• _Task brief_
The answer must consist of every record below, reproduced exactly.

• _Data shown_

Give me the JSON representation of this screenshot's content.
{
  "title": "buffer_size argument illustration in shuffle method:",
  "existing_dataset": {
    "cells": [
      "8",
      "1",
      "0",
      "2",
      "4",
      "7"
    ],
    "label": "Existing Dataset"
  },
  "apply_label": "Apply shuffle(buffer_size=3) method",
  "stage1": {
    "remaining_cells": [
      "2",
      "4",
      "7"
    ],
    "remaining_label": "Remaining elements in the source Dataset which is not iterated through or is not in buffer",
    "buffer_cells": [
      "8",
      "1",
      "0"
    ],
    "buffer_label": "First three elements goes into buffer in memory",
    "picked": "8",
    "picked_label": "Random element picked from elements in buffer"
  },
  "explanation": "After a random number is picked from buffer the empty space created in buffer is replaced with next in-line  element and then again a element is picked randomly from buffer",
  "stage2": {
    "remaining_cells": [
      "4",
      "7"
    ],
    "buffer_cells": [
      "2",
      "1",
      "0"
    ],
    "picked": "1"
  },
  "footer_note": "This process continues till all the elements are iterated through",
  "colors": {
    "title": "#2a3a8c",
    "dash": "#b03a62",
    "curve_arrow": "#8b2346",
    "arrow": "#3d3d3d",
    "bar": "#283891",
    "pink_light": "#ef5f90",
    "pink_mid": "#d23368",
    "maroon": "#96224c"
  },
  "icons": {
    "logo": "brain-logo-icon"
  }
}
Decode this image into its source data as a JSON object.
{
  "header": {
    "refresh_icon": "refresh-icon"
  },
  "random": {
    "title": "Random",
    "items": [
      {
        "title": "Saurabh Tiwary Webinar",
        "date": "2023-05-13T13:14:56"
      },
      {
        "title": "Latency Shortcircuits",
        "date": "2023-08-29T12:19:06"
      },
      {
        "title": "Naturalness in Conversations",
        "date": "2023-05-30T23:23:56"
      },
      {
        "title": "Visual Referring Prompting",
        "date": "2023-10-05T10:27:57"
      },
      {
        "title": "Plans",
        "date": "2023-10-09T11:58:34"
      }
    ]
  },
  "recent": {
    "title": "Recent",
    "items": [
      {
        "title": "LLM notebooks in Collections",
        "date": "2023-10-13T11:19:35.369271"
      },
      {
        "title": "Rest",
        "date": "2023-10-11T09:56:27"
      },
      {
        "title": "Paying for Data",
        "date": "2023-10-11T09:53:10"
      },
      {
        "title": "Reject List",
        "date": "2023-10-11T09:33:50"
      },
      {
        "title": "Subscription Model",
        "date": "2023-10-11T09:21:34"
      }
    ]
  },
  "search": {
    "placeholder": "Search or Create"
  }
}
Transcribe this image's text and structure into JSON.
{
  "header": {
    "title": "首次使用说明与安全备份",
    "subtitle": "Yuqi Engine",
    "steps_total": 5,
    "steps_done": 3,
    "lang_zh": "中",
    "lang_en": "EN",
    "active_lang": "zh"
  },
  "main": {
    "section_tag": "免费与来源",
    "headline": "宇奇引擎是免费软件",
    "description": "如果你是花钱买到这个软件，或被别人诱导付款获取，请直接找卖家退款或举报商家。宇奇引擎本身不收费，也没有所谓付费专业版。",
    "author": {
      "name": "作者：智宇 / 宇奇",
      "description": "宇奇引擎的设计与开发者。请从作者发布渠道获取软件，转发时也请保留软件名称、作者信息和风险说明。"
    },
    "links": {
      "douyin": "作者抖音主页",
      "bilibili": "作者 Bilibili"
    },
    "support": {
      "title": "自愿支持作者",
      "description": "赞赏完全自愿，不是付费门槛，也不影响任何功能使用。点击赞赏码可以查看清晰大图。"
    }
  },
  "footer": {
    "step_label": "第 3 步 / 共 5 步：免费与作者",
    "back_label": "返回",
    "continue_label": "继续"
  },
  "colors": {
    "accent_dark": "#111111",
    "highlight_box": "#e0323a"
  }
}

• _Exercise result_
Give me the JSON representation of this screenshot's content.
{
  "title": "buffer_size argument illustration in shuffle method:",
  "existing_dataset": {
    "cells": [
      "8",
      "1",
      "0",
      "2",
      "4",
      "7"
    ],
    "label": "Existing Dataset"
  },
  "apply_label": "Apply shuffle(buffer_size=3) method",
  "stage1": {
    "remaining_cells": [
      "2",
      "4",
      "7"
    ],
    "remaining_label": "Remaining elements in the source Dataset which is not iterated through or is not in buffer",
    "buffer_cells": [
      "8",
      "1",
      "0"
    ],
    "buffer_label": "First three elements goes into buffer in memory",
    "picked": "8",
    "picked_label": "Random element picked from elements in buffer"
  },
  "explanation": "After a random number is picked from buffer the empty space created in buffer is replaced with next in-line  element and then again a element is picked randomly from buffer",
  "stage2": {
    "remaining_cells": [
      "4",
      "7"
    ],
    "buffer_cells": [
      "2",
      "1",
      "0"
    ],
    "picked": "1"
  },
  "footer_note": "This process continues till all the elements are iterated through",
  "colors": {
    "title": "#2a3a8c",
    "dash": "#b03a62",
    "curve_arrow": "#8b2346",
    "arrow": "#3d3d3d",
    "bar": "#283891",
    "pink_light": "#ef5f90",
    "pink_mid": "#d23368",
    "maroon": "#96224c"
  },
  "icons": {
    "logo": "brain-logo-icon"
  }
}
Decode this image into its source data as a JSON object.
{
  "header": {
    "refresh_icon": "refresh-icon"
  },
  "random": {
    "title": "Random",
    "items": [
      {
        "title": "Saurabh Tiwary Webinar",
        "date": "2023-05-13T13:14:56"
      },
      {
        "title": "Latency Shortcircuits",
        "date": "2023-08-29T12:19:06"
      },
      {
        "title": "Naturalness in Conversations",
        "date": "2023-05-30T23:23:56"
      },
      {
        "title": "Visual Referring Prompting",
        "date": "2023-10-05T10:27:57"
      },
      {
        "title": "Plans",
        "date": "2023-10-09T11:58:34"
      }
    ]
  },
  "recent": {
    "title": "Recent",
    "items": [
      {
        "title": "LLM notebooks in Collections",
        "date": "2023-10-13T11:19:35.369271"
      },
      {
        "title": "Rest",
        "date": "2023-10-11T09:56:27"
      },
      {
        "title": "Paying for Data",
        "date": "2023-10-11T09:53:10"
      },
      {
        "title": "Reject List",
        "date": "2023-10-11T09:33:50"
      },
      {
        "title": "Subscription Model",
        "date": "2023-10-11T09:21:34"
      }
    ]
  },
  "search": {
    "placeholder": "Search or Create"
  }
}
Transcribe this image's text and structure into JSON.
{
  "header": {
    "title": "首次使用说明与安全备份",
    "subtitle": "Yuqi Engine",
    "steps_total": 5,
    "steps_done": 3,
    "lang_zh": "中",
    "lang_en": "EN",
    "active_lang": "zh"
  },
  "main": {
    "section_tag": "免费与来源",
    "headline": "宇奇引擎是免费软件",
    "description": "如果你是花钱买到这个软件，或被别人诱导付款获取，请直接找卖家退款或举报商家。宇奇引擎本身不收费，也没有所谓付费专业版。",
    "author": {
      "name": "作者：智宇 / 宇奇",
      "description": "宇奇引擎的设计与开发者。请从作者发布渠道获取软件，转发时也请保留软件名称、作者信息和风险说明。"
    },
    "links": {
      "douyin": "作者抖音主页",
      "bilibili": "作者 Bilibili"
    },
    "support": {
      "title": "自愿支持作者",
      "description": "赞赏完全自愿，不是付费门槛，也不影响任何功能使用。点击赞赏码可以查看清晰大图。"
    }
  },
  "footer": {
    "step_label": "第 3 步 / 共 5 步：免费与作者",
    "back_label": "返回",
    "continue_label": "继续"
  },
  "colors": {
    "accent_dark": "#111111",
    "highlight_box": "#e0323a"
  }
}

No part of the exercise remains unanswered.